Many of the services available in .NET and exposed via C# (such as late
binding, serialization, remoting, attributes, etc.) depend on the presence
of metadata. Your own programs can also take advantage of this metadata, and
even extend it with new information. Examining existing types via their metadata
is called reflection, and is done using a rich set of
types in the
System.Reflection namespace. It is also possible
to dynamically create new types at runtime via the classes in the
You can extend the metadata for existing types with custom attributes. For
more information, see Chapter 14.
Reflection involves traversing and manipulating an object model that represents an application, including all its compile-time and runtime elements. Consequently, it is important to understand the various logical units of a .NET application and their roles and relationships.
The fundamental units of an application are its types, which contain
members and nested types. Types are contained in modules, which are composed
into assemblies. All these elements are described with metadata. Metadata
is generally produced by the compiler at compile time, although it may also

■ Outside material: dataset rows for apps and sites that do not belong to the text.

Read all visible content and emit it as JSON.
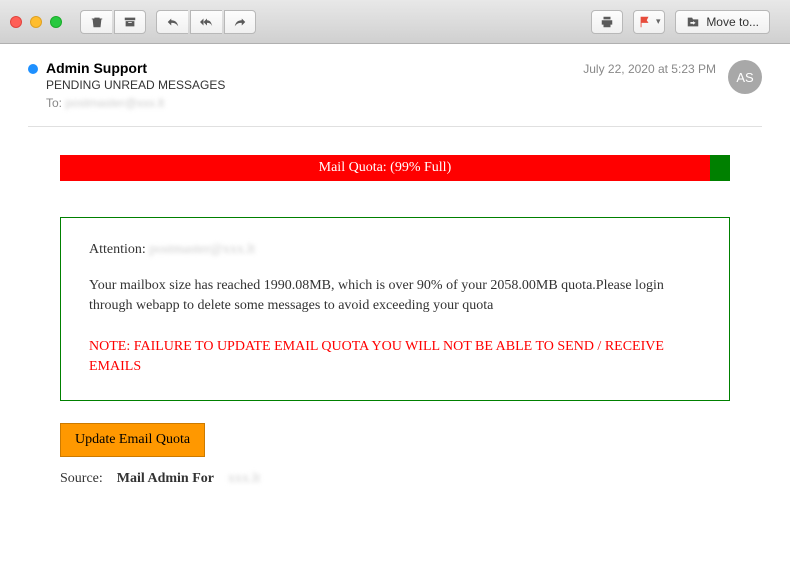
{
  "header": {
    "sender": "Admin Support",
    "subject": "PENDING UNREAD MESSAGES",
    "to_label": "To:",
    "to_recipient": "postmaster@xxx.lt",
    "date": "July 22, 2020 at 5:23 PM",
    "avatar_initials": "AS"
  },
  "toolbar": {
    "move_to_label": "Move to..."
  },
  "body": {
    "quota_bar_text": "Mail Quota: (99% Full)",
    "attention_label": "Attention:",
    "attention_email": "postmaster@xxx.lt",
    "message": "Your mailbox size has reached 1990.08MB, which is over 90% of your 2058.00MB quota.Please login through webapp to delete some messages to avoid exceeding your quota",
    "warning": "NOTE: FAILURE TO UPDATE EMAIL QUOTA YOU WILL NOT BE ABLE TO SEND / RECEIVE EMAILS",
    "button_label": "Update Email Quota",
    "source_label": "Source:",
    "source_value": "Mail Admin For",
    "source_domain": "xxx.lt"
  }
}
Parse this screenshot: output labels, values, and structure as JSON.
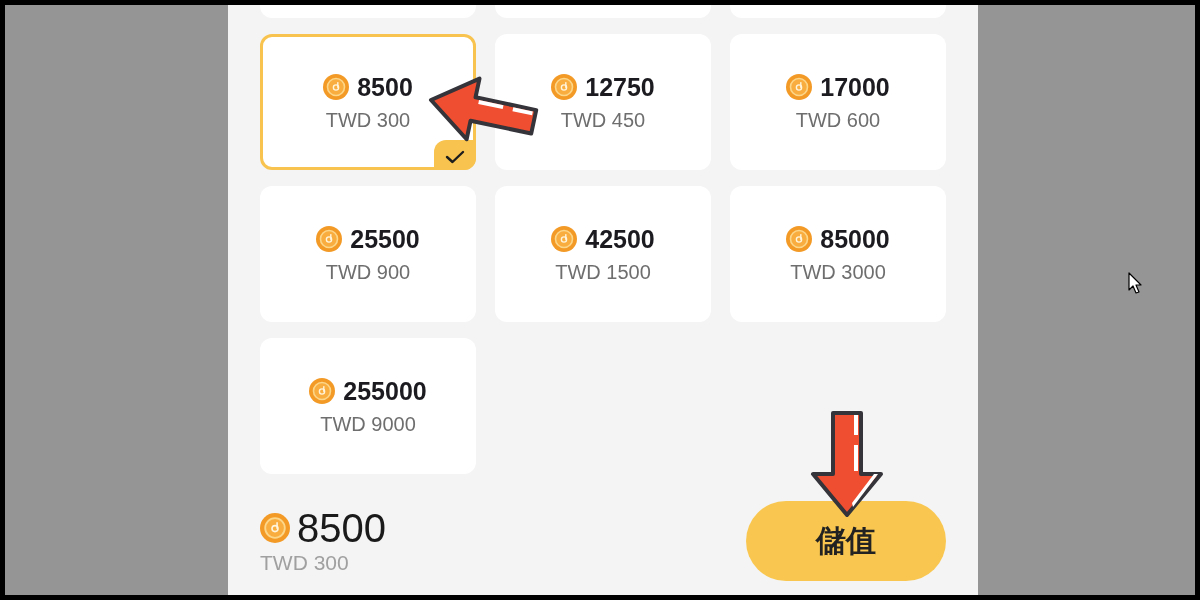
{
  "packages": [
    {
      "kind": "clipped",
      "selected": false
    },
    {
      "kind": "clipped",
      "selected": false
    },
    {
      "kind": "clipped",
      "selected": false
    },
    {
      "kind": "full",
      "coins": "8500",
      "price": "TWD 300",
      "selected": true
    },
    {
      "kind": "full",
      "coins": "12750",
      "price": "TWD 450",
      "selected": false
    },
    {
      "kind": "full",
      "coins": "17000",
      "price": "TWD 600",
      "selected": false
    },
    {
      "kind": "full",
      "coins": "25500",
      "price": "TWD 900",
      "selected": false
    },
    {
      "kind": "full",
      "coins": "42500",
      "price": "TWD 1500",
      "selected": false
    },
    {
      "kind": "full",
      "coins": "85000",
      "price": "TWD 3000",
      "selected": false
    },
    {
      "kind": "full",
      "coins": "255000",
      "price": "TWD 9000",
      "selected": false
    }
  ],
  "summary": {
    "coins": "8500",
    "price": "TWD 300"
  },
  "buy_button": {
    "label": "儲值"
  }
}
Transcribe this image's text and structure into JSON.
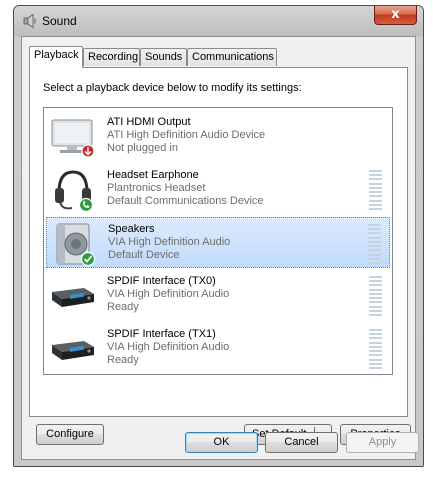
{
  "window": {
    "title": "Sound",
    "close_label": "x"
  },
  "tabs": [
    {
      "label": "Playback",
      "active": true
    },
    {
      "label": "Recording",
      "active": false
    },
    {
      "label": "Sounds",
      "active": false
    },
    {
      "label": "Communications",
      "active": false
    }
  ],
  "instruction": "Select a playback device below to modify its settings:",
  "devices": [
    {
      "name": "ATI HDMI Output",
      "description": "ATI High Definition Audio Device",
      "status": "Not plugged in",
      "icon": "monitor-icon",
      "badge": "red-down-arrow-icon",
      "selected": false
    },
    {
      "name": "Headset Earphone",
      "description": "Plantronics Headset",
      "status": "Default Communications Device",
      "icon": "headset-icon",
      "badge": "green-phone-icon",
      "selected": false
    },
    {
      "name": "Speakers",
      "description": "VIA High Definition Audio",
      "status": "Default Device",
      "icon": "speaker-icon",
      "badge": "green-check-icon",
      "selected": true
    },
    {
      "name": "SPDIF Interface (TX0)",
      "description": "VIA High Definition Audio",
      "status": "Ready",
      "icon": "receiver-icon",
      "badge": null,
      "selected": false
    },
    {
      "name": "SPDIF Interface (TX1)",
      "description": "VIA High Definition Audio",
      "status": "Ready",
      "icon": "receiver-icon",
      "badge": null,
      "selected": false
    }
  ],
  "buttons": {
    "configure": "Configure",
    "set_default": "Set Default",
    "properties": "Properties",
    "ok": "OK",
    "cancel": "Cancel",
    "apply": "Apply"
  },
  "colors": {
    "selection_bg": "#c1dbfc",
    "selection_border": "#5a86c3",
    "close_button": "#c2371c",
    "meter": "#c5d3df"
  }
}
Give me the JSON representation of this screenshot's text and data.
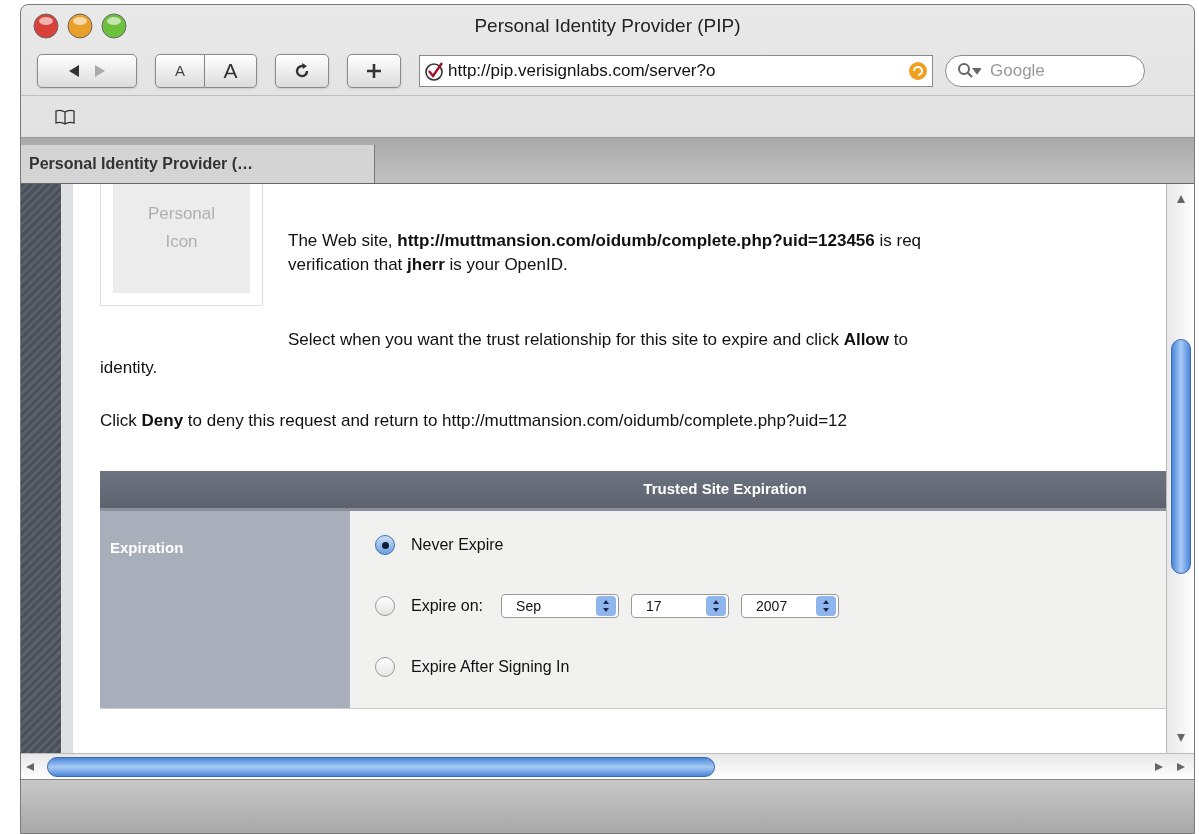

be created on the fly via
Reflection.Emit (which is described
in Section 13.8).
At runtime, these elements are all contained within an
AppDomain isn’t described with metadata, yet it plays an important role in reflection because it forms a logical process ...